In the modern day, it is difficult to completely avoid all pesticides as they have already entered our environment, the soil and water systems. The good news is that we can, reduce our intake of potentially hazardous chemicals and contaminants. By increasing awareness and adopting some new habits to deal with this pesticide problem, there are ways we can limit their effects.
What are the ‘dirty dozen’?
The dirty dozen (not the western) are in actual fact the top 12 most contaminated fruit and vegetables. Although these carry higher levels of pesticide residues, this doesn’t mean they should be avoided, but extra care should be taken when choosing or preparing fruit and veg on this list. 2023’s dirty dozen list includes: strawberries, spinach, kale, peaches, pears, nectarines, apples, grapes, bell/ hot peppers, cherries, blueberries and green beans.
…and ‘the clean fifteen’?
In contrast ‘the clean fifteen’ show the lowest levels of pesticide residues. Clean fifteen’s line-up includes: avocados, sweet corn, pineapple, onions, papaya, peas (frozen), asparagus, honeydew melon, kiwi, cabbage, mushrooms, mangoes, sweet potatoes, watermelon and carrots. The list changes from year to year, so keep up to date with revisions to both the dirty dozen and clean fifteen lists.
Opt for organic
Choosing organic produce is a great way to limit your intake of those pesky pesticides. However, eating organic comes at a cost. Your shopping budget is likely to increase by a substantial amount if you opt for purely organic fruit, veg and other pantry staples. If your budget can’t stretch quite that much, you can aim to only buy organic versions of the produce on the ‘dirty dozen’ list. This way you avoid the main offenders!
Grow your own
If buying organic is simply not an option for you, why not grow your own? Whether you own a patch of green or share a community garden, get to work and reap the rewards.

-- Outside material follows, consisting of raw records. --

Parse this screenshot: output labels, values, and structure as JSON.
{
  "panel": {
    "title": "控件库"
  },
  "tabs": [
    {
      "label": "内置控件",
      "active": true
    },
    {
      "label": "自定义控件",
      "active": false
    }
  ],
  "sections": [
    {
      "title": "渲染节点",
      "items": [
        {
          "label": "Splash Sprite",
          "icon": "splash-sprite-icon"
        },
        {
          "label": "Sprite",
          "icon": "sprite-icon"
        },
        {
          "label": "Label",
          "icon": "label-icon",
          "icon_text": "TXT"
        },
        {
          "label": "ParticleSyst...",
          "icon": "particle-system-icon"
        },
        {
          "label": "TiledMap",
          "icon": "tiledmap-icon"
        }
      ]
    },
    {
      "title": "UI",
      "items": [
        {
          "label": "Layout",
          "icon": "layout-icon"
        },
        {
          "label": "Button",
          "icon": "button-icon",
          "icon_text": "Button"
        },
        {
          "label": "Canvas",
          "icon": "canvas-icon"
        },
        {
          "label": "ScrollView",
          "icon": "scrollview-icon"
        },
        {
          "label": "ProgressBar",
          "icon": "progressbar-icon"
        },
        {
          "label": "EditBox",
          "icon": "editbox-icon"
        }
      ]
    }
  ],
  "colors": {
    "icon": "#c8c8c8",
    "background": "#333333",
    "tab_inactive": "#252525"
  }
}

Community gardening is a great way to start as you can share tips and produce with your fellow growers. It also takes the fear out of starting to grow fruit and veg from scratch. Not only that, but community gardening can help you get social too.
How to prep like a healthy chef
Fruit and vegetables hold a lot of beneficial nutrients such as fibre in their skin. So it would be a shame to peel all that goodness away! However, pesticide residues also hang around on the surfaces of fruit and vegetables. Therefore, you have to make sure you prepare all produce correctly. Before you even start cooking or taking a bite, give your fruit and veg the special treatment.
- Salt Water Soak: Research has revealed that that a 10% salt water solution is effective at removing pesticide residues (even DDT). After soaking in salt water for 2 minutes, rinse your fruit and veg with pure filtered water afterwards.
- Bicarb Bath: Add 1 teaspoon of bicarbonate of soda to 2 cups of water and soak for 15 minutes. Again, rise with filtered water afterwards.
- Vinegar Treatment: Mix together 1 part vinegar to 4 parts water. Or 10 ml of vinegar to 40 ml of water, then let your produce soak for 20 minutes. Be careful with berries as they may become mushy when left for too long.
Other ways to avoid contaminants
Pesticides have unfortunately found their way into our water supplies. Chemical run offs from treated fields and farms get washed into bodies of water. Whilst water companies work to significantly reduce the levels of pesticides in our drinking water, they cannot remove it all.
A water filter designed to remove contaminants is your safeguard against unnecessarily ingesting more potentially harmful chemicals. Fitting your home with a whole house water filter or simply installing a single point of use water filter in your kitchen sink can help combat these contaminants. If you are growing your own produce, a garden hose water filter will make sure that you water your organic fruit and veggies with pure filtered water.
The levels of chemicals we absorb in our day-to-day lives can be alarming, but by following these tips and making some simple changes to your home and garden you can reduce the impact of pesticides and other contaminants.